> [Required work] Provide the data again in its entirety, exactly as given.

> [Records for the exercise]
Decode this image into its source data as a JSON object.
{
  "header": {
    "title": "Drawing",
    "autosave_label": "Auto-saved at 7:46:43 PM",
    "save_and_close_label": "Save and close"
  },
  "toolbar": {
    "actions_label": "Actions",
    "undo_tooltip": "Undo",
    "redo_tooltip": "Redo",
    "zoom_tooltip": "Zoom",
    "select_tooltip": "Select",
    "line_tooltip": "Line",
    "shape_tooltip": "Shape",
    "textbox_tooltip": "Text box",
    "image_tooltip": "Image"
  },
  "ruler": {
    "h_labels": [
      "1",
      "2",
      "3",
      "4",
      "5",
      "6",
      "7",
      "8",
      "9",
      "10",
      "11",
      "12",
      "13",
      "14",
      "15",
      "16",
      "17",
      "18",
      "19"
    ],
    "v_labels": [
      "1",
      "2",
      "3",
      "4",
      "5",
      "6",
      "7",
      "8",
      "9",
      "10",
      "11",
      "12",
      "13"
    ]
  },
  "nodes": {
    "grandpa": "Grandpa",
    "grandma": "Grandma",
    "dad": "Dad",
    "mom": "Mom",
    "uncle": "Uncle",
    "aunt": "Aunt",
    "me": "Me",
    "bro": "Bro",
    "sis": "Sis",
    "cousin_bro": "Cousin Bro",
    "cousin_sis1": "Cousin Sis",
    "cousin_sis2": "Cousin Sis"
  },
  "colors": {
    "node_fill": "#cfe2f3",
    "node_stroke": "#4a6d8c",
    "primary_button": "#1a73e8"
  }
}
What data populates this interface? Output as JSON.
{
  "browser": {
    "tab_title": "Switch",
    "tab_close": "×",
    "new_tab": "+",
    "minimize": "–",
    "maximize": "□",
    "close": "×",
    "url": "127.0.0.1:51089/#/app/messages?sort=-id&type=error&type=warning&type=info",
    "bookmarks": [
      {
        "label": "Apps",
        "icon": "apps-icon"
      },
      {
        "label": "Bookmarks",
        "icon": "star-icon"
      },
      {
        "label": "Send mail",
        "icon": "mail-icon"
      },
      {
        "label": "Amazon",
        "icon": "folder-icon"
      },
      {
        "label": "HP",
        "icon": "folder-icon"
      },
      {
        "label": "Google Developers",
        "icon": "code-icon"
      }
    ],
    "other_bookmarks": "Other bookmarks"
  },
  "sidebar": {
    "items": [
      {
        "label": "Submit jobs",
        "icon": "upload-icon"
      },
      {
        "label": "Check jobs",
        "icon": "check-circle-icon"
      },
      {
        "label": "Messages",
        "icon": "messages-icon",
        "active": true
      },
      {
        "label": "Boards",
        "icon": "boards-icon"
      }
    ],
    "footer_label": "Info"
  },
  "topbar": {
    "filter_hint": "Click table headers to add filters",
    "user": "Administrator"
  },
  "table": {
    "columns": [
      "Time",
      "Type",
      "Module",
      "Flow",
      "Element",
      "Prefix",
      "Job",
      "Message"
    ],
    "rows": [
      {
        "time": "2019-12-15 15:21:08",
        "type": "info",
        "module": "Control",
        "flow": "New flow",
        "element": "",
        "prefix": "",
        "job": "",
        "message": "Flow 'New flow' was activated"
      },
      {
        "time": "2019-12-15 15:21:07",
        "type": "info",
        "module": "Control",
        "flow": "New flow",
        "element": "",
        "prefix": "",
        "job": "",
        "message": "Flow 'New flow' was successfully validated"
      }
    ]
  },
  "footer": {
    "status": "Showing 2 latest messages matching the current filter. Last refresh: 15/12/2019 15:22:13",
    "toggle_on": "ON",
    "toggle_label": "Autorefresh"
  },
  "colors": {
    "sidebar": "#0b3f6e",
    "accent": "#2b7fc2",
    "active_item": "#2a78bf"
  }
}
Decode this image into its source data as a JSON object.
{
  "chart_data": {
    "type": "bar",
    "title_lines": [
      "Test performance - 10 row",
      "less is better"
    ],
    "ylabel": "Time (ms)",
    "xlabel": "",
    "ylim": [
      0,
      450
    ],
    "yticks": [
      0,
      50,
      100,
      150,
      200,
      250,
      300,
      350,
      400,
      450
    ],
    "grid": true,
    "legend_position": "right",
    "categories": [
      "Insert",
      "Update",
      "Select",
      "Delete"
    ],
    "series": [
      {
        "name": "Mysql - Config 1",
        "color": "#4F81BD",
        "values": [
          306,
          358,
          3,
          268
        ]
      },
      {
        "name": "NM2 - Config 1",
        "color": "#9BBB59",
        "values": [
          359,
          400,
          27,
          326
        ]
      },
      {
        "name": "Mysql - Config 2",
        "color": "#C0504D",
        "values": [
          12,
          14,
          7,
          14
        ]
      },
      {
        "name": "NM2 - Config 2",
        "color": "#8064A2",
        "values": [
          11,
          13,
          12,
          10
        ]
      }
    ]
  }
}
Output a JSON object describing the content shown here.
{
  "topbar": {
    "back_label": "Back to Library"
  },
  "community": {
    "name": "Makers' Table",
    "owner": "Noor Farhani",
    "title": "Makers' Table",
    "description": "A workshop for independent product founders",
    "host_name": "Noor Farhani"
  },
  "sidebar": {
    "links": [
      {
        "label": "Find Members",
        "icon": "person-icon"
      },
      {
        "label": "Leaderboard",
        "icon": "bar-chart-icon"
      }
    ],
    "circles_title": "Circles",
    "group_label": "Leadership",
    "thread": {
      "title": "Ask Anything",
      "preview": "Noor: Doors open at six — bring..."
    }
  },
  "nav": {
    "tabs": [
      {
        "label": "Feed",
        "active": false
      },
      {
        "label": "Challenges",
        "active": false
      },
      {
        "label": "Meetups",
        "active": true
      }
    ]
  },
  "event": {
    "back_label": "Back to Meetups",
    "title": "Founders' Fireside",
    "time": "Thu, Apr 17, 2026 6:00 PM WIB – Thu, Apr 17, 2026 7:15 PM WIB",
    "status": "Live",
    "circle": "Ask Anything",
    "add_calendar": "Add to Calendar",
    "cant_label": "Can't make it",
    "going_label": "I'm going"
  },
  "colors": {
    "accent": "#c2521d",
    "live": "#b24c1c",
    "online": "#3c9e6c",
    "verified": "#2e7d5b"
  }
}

> [Response to this exercise]
Decode this image into its source data as a JSON object.
{
  "header": {
    "title": "Drawing",
    "autosave_label": "Auto-saved at 7:46:43 PM",
    "save_and_close_label": "Save and close"
  },
  "toolbar": {
    "actions_label": "Actions",
    "undo_tooltip": "Undo",
    "redo_tooltip": "Redo",
    "zoom_tooltip": "Zoom",
    "select_tooltip": "Select",
    "line_tooltip": "Line",
    "shape_tooltip": "Shape",
    "textbox_tooltip": "Text box",
    "image_tooltip": "Image"
  },
  "ruler": {
    "h_labels": [
      "1",
      "2",
      "3",
      "4",
      "5",
      "6",
      "7",
      "8",
      "9",
      "10",
      "11",
      "12",
      "13",
      "14",
      "15",
      "16",
      "17",
      "18",
      "19"
    ],
    "v_labels": [
      "1",
      "2",
      "3",
      "4",
      "5",
      "6",
      "7",
      "8",
      "9",
      "10",
      "11",
      "12",
      "13"
    ]
  },
  "nodes": {
    "grandpa": "Grandpa",
    "grandma": "Grandma",
    "dad": "Dad",
    "mom": "Mom",
    "uncle": "Uncle",
    "aunt": "Aunt",
    "me": "Me",
    "bro": "Bro",
    "sis": "Sis",
    "cousin_bro": "Cousin Bro",
    "cousin_sis1": "Cousin Sis",
    "cousin_sis2": "Cousin Sis"
  },
  "colors": {
    "node_fill": "#cfe2f3",
    "node_stroke": "#4a6d8c",
    "primary_button": "#1a73e8"
  }
}
What data populates this interface? Output as JSON.
{
  "browser": {
    "tab_title": "Switch",
    "tab_close": "×",
    "new_tab": "+",
    "minimize": "–",
    "maximize": "□",
    "close": "×",
    "url": "127.0.0.1:51089/#/app/messages?sort=-id&type=error&type=warning&type=info",
    "bookmarks": [
      {
        "label": "Apps",
        "icon": "apps-icon"
      },
      {
        "label": "Bookmarks",
        "icon": "star-icon"
      },
      {
        "label": "Send mail",
        "icon": "mail-icon"
      },
      {
        "label": "Amazon",
        "icon": "folder-icon"
      },
      {
        "label": "HP",
        "icon": "folder-icon"
      },
      {
        "label": "Google Developers",
        "icon": "code-icon"
      }
    ],
    "other_bookmarks": "Other bookmarks"
  },
  "sidebar": {
    "items": [
      {
        "label": "Submit jobs",
        "icon": "upload-icon"
      },
      {
        "label": "Check jobs",
        "icon": "check-circle-icon"
      },
      {
        "label": "Messages",
        "icon": "messages-icon",
        "active": true
      },
      {
        "label": "Boards",
        "icon": "boards-icon"
      }
    ],
    "footer_label": "Info"
  },
  "topbar": {
    "filter_hint": "Click table headers to add filters",
    "user": "Administrator"
  },
  "table": {
    "columns": [
      "Time",
      "Type",
      "Module",
      "Flow",
      "Element",
      "Prefix",
      "Job",
      "Message"
    ],
    "rows": [
      {
        "time": "2019-12-15 15:21:08",
        "type": "info",
        "module": "Control",
        "flow": "New flow",
        "element": "",
        "prefix": "",
        "job": "",
        "message": "Flow 'New flow' was activated"
      },
      {
        "time": "2019-12-15 15:21:07",
        "type": "info",
        "module": "Control",
        "flow": "New flow",
        "element": "",
        "prefix": "",
        "job": "",
        "message": "Flow 'New flow' was successfully validated"
      }
    ]
  },
  "footer": {
    "status": "Showing 2 latest messages matching the current filter. Last refresh: 15/12/2019 15:22:13",
    "toggle_on": "ON",
    "toggle_label": "Autorefresh"
  },
  "colors": {
    "sidebar": "#0b3f6e",
    "accent": "#2b7fc2",
    "active_item": "#2a78bf"
  }
}
Decode this image into its source data as a JSON object.
{
  "chart_data": {
    "type": "bar",
    "title_lines": [
      "Test performance - 10 row",
      "less is better"
    ],
    "ylabel": "Time (ms)",
    "xlabel": "",
    "ylim": [
      0,
      450
    ],
    "yticks": [
      0,
      50,
      100,
      150,
      200,
      250,
      300,
      350,
      400,
      450
    ],
    "grid": true,
    "legend_position": "right",
    "categories": [
      "Insert",
      "Update",
      "Select",
      "Delete"
    ],
    "series": [
      {
        "name": "Mysql - Config 1",
        "color": "#4F81BD",
        "values": [
          306,
          358,
          3,
          268
        ]
      },
      {
        "name": "NM2 - Config 1",
        "color": "#9BBB59",
        "values": [
          359,
          400,
          27,
          326
        ]
      },
      {
        "name": "Mysql - Config 2",
        "color": "#C0504D",
        "values": [
          12,
          14,
          7,
          14
        ]
      },
      {
        "name": "NM2 - Config 2",
        "color": "#8064A2",
        "values": [
          11,
          13,
          12,
          10
        ]
      }
    ]
  }
}
Output a JSON object describing the content shown here.
{
  "topbar": {
    "back_label": "Back to Library"
  },
  "community": {
    "name": "Makers' Table",
    "owner": "Noor Farhani",
    "title": "Makers' Table",
    "description": "A workshop for independent product founders",
    "host_name": "Noor Farhani"
  },
  "sidebar": {
    "links": [
      {
        "label": "Find Members",
        "icon": "person-icon"
      },
      {
        "label": "Leaderboard",
        "icon": "bar-chart-icon"
      }
    ],
    "circles_title": "Circles",
    "group_label": "Leadership",
    "thread": {
      "title": "Ask Anything",
      "preview": "Noor: Doors open at six — bring..."
    }
  },
  "nav": {
    "tabs": [
      {
        "label": "Feed",
        "active": false
      },
      {
        "label": "Challenges",
        "active": false
      },
      {
        "label": "Meetups",
        "active": true
      }
    ]
  },
  "event": {
    "back_label": "Back to Meetups",
    "title": "Founders' Fireside",
    "time": "Thu, Apr 17, 2026 6:00 PM WIB – Thu, Apr 17, 2026 7:15 PM WIB",
    "status": "Live",
    "circle": "Ask Anything",
    "add_calendar": "Add to Calendar",
    "cant_label": "Can't make it",
    "going_label": "I'm going"
  },
  "colors": {
    "accent": "#c2521d",
    "live": "#b24c1c",
    "online": "#3c9e6c",
    "verified": "#2e7d5b"
  }
}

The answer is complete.